Climate change is real, and people are causing it

Bridenstine, during the confirmation hearings, had received considerable flak about a statement he had made as a congressman on the House floor casting doubt on the idea of human-caused climate change.

He indicated during the hearings that his views had evolved since then. Even so, not one Democratic senator voted in favor of Bridenstine’s confirmation.

Under questioning by Sen. Schatz, the NASA administrator reiterated his current views. Yes, he believes that climate change is real and that people are causing it. He did, however, mention that NASA is not a regulatory agency, a signal that he was not prepared to answer policy questions about what should be done about the problem. Schatz seemed to be impressed.

The Bridenstine communications style

Bridenstine has come to be head of NASA with the problem of winning over Democratic lawmakers, many of whom looked upon his appointment with considerable skepticism.

The change of opinion on climate change is without a doubt sincere, but also it has a strategic element. Bridenstine knows that he needs bi-partisan support to sustain the return to the moon program. By mollifying Senate Democrats about climate change, the NASA chief will be more likely to get that support for sending Americans back to the moon, a vital part of the Trump space strategy.

Bridenstine has also demonstrated some communications skills that have been formed by his experience as an elected official. He answered the subcommittee’s questions directly and without hesitation, maintaining eye contact. He did not refer to notes nor did he have a staffer whispering answers in his ear. The style was refreshing coming from a witness to a congressional hearing.

Bridenstine also has an active Twitter account which he uses to make announcements of the current goings-on at NASA. Journalists and other people who follow the space program have found the tweets to be informative and timely. In this way, Bridenstine is building up considerable goodwill among the media and the general public.
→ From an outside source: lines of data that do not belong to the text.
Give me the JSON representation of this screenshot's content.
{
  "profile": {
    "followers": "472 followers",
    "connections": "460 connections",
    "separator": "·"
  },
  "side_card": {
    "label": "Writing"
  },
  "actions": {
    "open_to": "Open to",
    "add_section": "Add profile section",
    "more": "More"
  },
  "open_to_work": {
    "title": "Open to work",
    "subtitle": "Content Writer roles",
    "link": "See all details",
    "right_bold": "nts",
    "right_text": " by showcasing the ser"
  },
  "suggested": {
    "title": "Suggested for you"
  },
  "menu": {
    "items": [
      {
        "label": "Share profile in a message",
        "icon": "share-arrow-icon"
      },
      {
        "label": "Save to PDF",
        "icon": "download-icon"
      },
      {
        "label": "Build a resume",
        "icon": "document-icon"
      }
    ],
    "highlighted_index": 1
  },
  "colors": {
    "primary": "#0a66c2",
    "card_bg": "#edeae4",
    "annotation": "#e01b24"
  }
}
The success or failure of the president’s moon initiative has still to be written. However, Administrator Bridenstine is off to a great start thanks to his efforts to communicate what is happening at NASA in a way that is easy to understand.